- Items from an interface collection
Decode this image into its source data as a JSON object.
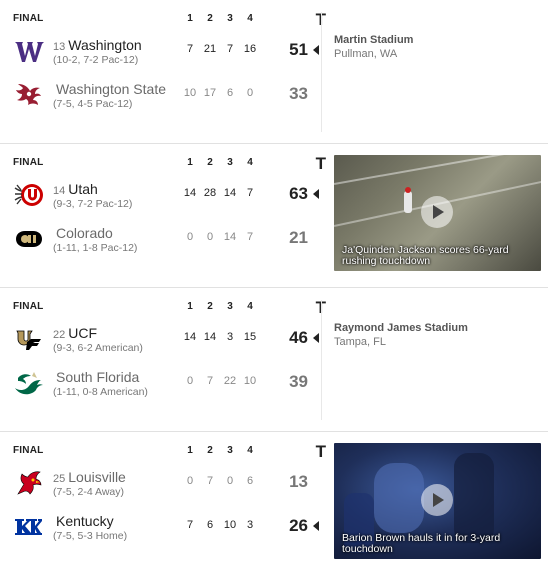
{
  "period_headers": [
    "1",
    "2",
    "3",
    "4",
    "T"
  ],
  "games": [
    {
      "status": "FINAL",
      "teams": [
        {
          "rank": "13",
          "name": "Washington",
          "record": "(10-2, 7-2 Pac-12)",
          "quarters": [
            "7",
            "21",
            "7",
            "16"
          ],
          "total": "51",
          "winner": true,
          "logo": "washington-logo"
        },
        {
          "rank": "",
          "name": "Washington State",
          "record": "(7-5, 4-5 Pac-12)",
          "quarters": [
            "10",
            "17",
            "6",
            "0"
          ],
          "total": "33",
          "winner": false,
          "logo": "washington-state-logo"
        }
      ],
      "venue": {
        "name": "Martin Stadium",
        "location": "Pullman, WA"
      }
    },
    {
      "status": "FINAL",
      "teams": [
        {
          "rank": "14",
          "name": "Utah",
          "record": "(9-3, 7-2 Pac-12)",
          "quarters": [
            "14",
            "28",
            "14",
            "7"
          ],
          "total": "63",
          "winner": true,
          "logo": "utah-logo"
        },
        {
          "rank": "",
          "name": "Colorado",
          "record": "(1-11, 1-8 Pac-12)",
          "quarters": [
            "0",
            "0",
            "14",
            "7"
          ],
          "total": "21",
          "winner": false,
          "logo": "colorado-logo"
        }
      ],
      "video": {
        "caption": "Ja'Quinden Jackson scores 66-yard rushing touchdown"
      }
    },
    {
      "status": "FINAL",
      "teams": [
        {
          "rank": "22",
          "name": "UCF",
          "record": "(9-3, 6-2 American)",
          "quarters": [
            "14",
            "14",
            "3",
            "15"
          ],
          "total": "46",
          "winner": true,
          "logo": "ucf-logo"
        },
        {
          "rank": "",
          "name": "South Florida",
          "record": "(1-11, 0-8 American)",
          "quarters": [
            "0",
            "7",
            "22",
            "10"
          ],
          "total": "39",
          "winner": false,
          "logo": "south-florida-logo"
        }
      ],
      "venue": {
        "name": "Raymond James Stadium",
        "location": "Tampa, FL"
      }
    },
    {
      "status": "FINAL",
      "teams": [
        {
          "rank": "25",
          "name": "Louisville",
          "record": "(7-5, 2-4 Away)",
          "quarters": [
            "0",
            "7",
            "0",
            "6"
          ],
          "total": "13",
          "winner": false,
          "logo": "louisville-logo"
        },
        {
          "rank": "",
          "name": "Kentucky",
          "record": "(7-5, 5-3 Home)",
          "quarters": [
            "7",
            "6",
            "10",
            "3"
          ],
          "total": "26",
          "winner": true,
          "logo": "kentucky-logo"
        }
      ],
      "video": {
        "caption": "Barion Brown hauls it in for 3-yard touchdown"
      }
    }
  ],
  "colors": {
    "washington": "#4b2e83",
    "washington_state": "#981e32",
    "utah": "#cc0000",
    "colorado": "#000000",
    "ucf": "#b5985a",
    "south_florida": "#006747",
    "louisville": "#c9001f",
    "kentucky": "#0033a0"
  }
}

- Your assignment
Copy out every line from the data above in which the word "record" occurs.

- Solution below
          "record": "(10-2, 7-2 Pac-12)",
          "record": "(7-5, 4-5 Pac-12)",
          "record": "(9-3, 7-2 Pac-12)",
          "record": "(1-11, 1-8 Pac-12)",
          "record": "(9-3, 6-2 American)",
          "record": "(1-11, 0-8 American)",
          "record": "(7-5, 2-4 Away)",
          "record": "(7-5, 5-3 Home)",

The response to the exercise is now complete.